Meanwhile, the Trump regime is ready to capitalize on their plan to make healthcare for veterans so terrible that they can get away with privatizing VA healthcare, thus ensuring that the cost of nearly two decades of war injuries in Iraq and Afghanistan becomes borne by veterans and their families.
The Department of Veterans Affairs is preparing to shift billions of dollars from government-run veterans’ hospitals to private health care providers, setting the stage for the biggest transformation of the veterans’ medical system in a generation.
Under proposed guidelines, it would be easier for veterans to receive care in privately run hospitals and have the government pay for it. Veterans would also be allowed access to a system of proposed walk-in clinics, which would serve as a bridge between V.A. emergency rooms and private providers, and would require co-pays for treatment.
Veterans’ hospitals, which treat seven million patients annually, have struggled to see patients on time in recent years, hit by a double crush of returning Iraq and Afghanistan veterans and aging Vietnam veterans. A scandal over hidden waiting lists in 2014 sent Congress searching for fixes, and in the years since, Republicans have pushed to send veterans to the private sector, while Democrats have favored increasing the number of doctors in the V.A.
If put into effect, the proposed rules — many of whose details remain unclear as they are negotiated within the Trump administration — would be a win for the once-obscure Concerned Veterans for America, an advocacy group funded by the network founded by the billionaire industrialists Charles G. and David H. Koch, which has long championed increasing the use of private sector health care for veterans.
For individual veterans, private care could mean shorter waits, more choices and fewer requirements for co-pays — and could prove popular. But some health care experts and veterans’ groups say the change, which has no separate source of funding, would redirect money that the current veterans’ health care system — the largest in the nation — uses to provide specialty care.
Critics have also warned that switching vast numbers of veterans to private hospitals would strain care in the private sector and that costs for taxpayers could skyrocket. In addition, they say it could threaten the future of traditional veterans’ hospitals, some of which are already under review for consolidation or closing.

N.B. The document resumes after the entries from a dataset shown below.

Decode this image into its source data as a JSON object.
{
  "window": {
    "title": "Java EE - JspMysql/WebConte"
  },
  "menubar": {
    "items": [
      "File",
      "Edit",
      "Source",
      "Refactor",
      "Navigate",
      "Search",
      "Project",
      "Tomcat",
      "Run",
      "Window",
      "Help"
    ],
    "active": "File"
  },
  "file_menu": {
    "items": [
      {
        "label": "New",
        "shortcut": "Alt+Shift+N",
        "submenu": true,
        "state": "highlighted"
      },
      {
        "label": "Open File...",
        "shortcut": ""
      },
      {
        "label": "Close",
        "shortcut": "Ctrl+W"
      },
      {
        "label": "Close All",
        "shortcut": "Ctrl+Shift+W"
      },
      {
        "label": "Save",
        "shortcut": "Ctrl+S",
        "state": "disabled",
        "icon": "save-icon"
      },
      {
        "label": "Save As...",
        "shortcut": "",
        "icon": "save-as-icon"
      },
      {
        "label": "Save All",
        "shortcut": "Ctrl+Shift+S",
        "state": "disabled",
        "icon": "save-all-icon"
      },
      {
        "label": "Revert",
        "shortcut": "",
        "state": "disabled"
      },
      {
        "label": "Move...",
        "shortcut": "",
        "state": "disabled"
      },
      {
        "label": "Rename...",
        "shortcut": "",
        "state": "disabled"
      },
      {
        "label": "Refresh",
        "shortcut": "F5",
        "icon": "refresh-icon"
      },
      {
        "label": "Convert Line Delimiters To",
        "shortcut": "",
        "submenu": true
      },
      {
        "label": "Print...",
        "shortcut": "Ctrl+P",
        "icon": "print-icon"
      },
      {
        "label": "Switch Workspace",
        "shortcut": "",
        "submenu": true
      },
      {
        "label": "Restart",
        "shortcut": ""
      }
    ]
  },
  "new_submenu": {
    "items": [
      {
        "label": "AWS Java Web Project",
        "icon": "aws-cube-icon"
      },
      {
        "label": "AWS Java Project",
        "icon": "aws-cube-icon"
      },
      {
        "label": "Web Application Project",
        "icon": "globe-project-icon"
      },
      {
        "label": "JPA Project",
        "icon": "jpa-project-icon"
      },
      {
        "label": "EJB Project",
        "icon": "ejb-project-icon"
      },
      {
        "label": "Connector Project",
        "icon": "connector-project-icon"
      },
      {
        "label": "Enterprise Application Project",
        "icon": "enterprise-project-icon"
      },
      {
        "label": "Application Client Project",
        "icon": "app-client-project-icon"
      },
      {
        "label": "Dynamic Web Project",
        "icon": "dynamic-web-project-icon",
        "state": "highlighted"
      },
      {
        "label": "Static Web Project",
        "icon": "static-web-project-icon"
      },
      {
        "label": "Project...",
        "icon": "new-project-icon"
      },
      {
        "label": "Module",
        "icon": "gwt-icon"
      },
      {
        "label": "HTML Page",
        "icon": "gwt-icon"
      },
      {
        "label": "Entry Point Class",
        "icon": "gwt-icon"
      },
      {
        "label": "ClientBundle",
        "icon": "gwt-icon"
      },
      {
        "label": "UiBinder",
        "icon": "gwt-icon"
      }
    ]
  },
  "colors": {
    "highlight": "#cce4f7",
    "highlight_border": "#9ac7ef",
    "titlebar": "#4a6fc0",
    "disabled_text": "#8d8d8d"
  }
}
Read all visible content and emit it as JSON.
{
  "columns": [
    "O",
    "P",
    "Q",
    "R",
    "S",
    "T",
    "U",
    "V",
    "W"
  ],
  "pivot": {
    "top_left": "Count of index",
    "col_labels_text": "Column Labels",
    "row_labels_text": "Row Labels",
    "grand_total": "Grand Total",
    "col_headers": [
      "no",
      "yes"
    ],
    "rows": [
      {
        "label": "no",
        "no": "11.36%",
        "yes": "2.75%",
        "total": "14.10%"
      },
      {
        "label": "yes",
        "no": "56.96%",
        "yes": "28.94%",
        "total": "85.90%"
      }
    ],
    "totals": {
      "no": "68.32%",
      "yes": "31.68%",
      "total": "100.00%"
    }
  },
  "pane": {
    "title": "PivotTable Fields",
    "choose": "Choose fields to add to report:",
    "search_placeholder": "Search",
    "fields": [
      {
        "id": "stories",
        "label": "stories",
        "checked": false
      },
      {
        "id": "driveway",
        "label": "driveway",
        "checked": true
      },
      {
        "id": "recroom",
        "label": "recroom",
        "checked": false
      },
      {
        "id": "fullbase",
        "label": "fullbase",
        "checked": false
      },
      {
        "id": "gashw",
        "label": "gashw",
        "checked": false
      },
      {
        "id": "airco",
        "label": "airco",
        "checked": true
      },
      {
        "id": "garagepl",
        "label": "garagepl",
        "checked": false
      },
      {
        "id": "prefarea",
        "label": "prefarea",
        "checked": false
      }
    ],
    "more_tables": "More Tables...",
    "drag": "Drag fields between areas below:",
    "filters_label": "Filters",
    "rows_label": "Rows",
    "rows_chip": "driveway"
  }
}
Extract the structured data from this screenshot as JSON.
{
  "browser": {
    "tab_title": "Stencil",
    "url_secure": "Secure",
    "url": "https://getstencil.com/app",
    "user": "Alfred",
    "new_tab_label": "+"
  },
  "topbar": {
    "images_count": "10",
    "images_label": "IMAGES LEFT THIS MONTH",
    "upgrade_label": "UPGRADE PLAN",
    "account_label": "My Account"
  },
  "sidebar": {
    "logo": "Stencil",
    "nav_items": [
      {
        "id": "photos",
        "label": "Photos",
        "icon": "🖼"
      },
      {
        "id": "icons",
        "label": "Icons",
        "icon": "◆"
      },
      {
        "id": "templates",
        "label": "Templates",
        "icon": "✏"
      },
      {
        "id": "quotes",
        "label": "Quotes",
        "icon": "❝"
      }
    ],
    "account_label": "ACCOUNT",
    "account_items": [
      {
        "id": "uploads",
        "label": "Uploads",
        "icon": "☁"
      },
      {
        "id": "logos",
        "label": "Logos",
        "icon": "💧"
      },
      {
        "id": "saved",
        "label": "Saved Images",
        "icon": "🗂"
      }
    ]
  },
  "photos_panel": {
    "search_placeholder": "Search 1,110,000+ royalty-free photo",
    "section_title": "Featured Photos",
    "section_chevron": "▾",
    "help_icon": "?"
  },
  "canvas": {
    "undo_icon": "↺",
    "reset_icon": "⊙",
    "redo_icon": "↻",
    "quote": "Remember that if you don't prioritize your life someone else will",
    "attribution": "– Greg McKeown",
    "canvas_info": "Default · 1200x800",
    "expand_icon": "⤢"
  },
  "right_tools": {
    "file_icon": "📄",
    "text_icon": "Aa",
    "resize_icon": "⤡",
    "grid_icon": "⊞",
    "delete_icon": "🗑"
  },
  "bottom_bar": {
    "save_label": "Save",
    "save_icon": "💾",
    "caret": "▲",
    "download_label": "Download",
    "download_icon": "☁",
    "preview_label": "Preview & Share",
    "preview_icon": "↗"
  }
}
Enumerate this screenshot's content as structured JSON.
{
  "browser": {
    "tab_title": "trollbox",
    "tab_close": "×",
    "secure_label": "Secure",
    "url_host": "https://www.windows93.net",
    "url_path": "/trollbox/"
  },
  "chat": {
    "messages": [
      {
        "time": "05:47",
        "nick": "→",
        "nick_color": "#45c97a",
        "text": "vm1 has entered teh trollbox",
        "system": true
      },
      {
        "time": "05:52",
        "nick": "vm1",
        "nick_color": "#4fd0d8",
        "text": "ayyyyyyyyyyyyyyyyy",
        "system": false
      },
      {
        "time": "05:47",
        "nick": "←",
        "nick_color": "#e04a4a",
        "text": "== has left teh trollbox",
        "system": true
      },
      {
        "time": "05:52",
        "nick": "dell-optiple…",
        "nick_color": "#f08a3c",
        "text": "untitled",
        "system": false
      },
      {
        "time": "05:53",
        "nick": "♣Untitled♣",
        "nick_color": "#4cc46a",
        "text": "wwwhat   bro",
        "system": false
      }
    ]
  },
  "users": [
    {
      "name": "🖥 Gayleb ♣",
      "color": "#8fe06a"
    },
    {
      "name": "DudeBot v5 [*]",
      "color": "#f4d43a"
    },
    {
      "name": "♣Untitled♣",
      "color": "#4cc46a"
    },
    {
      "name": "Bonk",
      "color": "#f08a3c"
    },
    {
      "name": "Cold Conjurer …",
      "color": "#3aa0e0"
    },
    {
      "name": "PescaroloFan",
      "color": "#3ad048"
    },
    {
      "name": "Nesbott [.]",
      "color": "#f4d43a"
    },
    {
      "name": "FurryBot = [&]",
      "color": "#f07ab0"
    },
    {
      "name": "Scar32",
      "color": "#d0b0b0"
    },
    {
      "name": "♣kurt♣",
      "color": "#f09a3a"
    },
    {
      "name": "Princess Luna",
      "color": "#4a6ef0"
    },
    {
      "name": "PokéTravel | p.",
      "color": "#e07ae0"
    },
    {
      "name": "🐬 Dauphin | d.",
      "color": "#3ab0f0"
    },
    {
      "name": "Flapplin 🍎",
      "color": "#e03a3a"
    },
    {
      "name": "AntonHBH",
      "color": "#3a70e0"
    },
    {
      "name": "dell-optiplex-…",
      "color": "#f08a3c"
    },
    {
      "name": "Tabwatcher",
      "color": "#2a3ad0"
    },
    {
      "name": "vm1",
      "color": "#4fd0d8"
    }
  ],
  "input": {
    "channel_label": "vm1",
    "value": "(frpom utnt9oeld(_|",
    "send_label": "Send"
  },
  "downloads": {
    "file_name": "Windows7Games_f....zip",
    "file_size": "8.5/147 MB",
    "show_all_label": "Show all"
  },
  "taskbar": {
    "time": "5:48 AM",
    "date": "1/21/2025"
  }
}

Considering the catastrophic damage Trump has already done to the nation's hospital system, gutting the nation's VA hospitals would only make things worse. The big winners here are the massive private hospital chains and insurance giants, who will get the money, while America's hospitals get more crowded with fewer medical care professionals.
If you have hundreds of thousands of dollars, American hospital care is second to none. If you don't, and the Trump regime is assuring that tens of millions of us have no affordable access, well, hope you have a wide network of friends for your crowdfunding efforts, otherwise it's into the poorhouse you go...or worse, into the graveyard.